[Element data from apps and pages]

== == ==

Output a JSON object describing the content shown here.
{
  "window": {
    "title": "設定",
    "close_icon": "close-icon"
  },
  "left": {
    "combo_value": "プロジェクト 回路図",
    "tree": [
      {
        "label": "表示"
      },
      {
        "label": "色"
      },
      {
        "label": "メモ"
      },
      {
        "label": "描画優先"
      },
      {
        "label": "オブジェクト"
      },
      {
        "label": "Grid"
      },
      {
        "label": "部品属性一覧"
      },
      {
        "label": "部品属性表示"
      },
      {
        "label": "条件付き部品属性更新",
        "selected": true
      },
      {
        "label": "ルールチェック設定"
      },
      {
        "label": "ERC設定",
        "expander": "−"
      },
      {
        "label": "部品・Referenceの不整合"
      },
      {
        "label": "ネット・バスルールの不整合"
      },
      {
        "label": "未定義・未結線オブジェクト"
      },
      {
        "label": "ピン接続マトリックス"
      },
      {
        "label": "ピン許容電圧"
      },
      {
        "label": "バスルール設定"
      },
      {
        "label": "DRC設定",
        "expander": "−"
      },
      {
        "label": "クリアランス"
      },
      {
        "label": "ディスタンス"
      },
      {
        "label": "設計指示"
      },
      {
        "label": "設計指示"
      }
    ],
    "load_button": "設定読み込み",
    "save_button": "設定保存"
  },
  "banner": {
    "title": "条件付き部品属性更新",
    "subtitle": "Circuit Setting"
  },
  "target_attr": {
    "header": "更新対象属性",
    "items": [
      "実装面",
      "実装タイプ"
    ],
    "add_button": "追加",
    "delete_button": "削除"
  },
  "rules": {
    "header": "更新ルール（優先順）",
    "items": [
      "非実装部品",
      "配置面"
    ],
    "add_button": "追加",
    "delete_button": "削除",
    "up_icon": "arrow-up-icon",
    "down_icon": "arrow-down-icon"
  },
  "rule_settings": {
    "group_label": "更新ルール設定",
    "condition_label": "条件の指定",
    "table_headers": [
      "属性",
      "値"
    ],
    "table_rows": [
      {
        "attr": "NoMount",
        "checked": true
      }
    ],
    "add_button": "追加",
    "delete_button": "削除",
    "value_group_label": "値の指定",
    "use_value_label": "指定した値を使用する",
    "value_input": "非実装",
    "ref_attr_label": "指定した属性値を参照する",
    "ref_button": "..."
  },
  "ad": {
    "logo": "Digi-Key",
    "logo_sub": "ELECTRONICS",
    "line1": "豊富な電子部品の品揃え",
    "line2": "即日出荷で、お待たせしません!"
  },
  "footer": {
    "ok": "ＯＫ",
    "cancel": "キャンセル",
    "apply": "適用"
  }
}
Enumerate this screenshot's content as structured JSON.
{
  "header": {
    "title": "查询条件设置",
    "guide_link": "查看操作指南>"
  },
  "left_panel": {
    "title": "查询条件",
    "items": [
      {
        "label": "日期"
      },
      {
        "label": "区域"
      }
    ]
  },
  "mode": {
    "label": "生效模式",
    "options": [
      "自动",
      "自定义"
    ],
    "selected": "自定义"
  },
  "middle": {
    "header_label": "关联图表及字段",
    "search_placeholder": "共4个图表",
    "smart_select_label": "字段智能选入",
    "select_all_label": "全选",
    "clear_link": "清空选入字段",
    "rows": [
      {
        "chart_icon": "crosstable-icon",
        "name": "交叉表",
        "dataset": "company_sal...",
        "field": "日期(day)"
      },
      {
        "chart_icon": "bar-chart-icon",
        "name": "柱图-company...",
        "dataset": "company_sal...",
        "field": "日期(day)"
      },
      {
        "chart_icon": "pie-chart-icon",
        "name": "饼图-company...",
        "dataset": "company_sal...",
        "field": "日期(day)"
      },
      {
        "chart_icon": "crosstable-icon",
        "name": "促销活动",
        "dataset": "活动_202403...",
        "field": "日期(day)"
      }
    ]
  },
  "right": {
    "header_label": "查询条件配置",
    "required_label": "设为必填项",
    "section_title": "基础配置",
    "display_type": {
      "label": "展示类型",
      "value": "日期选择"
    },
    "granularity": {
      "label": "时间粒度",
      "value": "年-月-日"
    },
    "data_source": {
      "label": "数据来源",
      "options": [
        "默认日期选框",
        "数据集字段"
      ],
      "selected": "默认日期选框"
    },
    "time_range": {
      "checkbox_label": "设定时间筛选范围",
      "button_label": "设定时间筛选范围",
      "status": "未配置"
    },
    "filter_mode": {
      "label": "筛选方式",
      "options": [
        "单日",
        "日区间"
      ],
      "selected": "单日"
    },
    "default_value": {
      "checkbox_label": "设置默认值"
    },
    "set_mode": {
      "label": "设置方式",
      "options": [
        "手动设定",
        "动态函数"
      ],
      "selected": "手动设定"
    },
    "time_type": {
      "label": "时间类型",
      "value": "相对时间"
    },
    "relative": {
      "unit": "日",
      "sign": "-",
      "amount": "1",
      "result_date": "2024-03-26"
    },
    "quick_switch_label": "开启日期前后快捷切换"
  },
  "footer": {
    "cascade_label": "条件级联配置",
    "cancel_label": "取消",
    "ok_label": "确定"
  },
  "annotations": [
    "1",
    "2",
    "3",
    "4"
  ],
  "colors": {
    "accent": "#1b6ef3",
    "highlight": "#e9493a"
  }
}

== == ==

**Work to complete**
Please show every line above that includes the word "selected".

**Solution to this task**
        "selected": true
    "selected": "自定义"
      "selected": "默认日期选框"
      "selected": "单日"
      "selected": "手动设定"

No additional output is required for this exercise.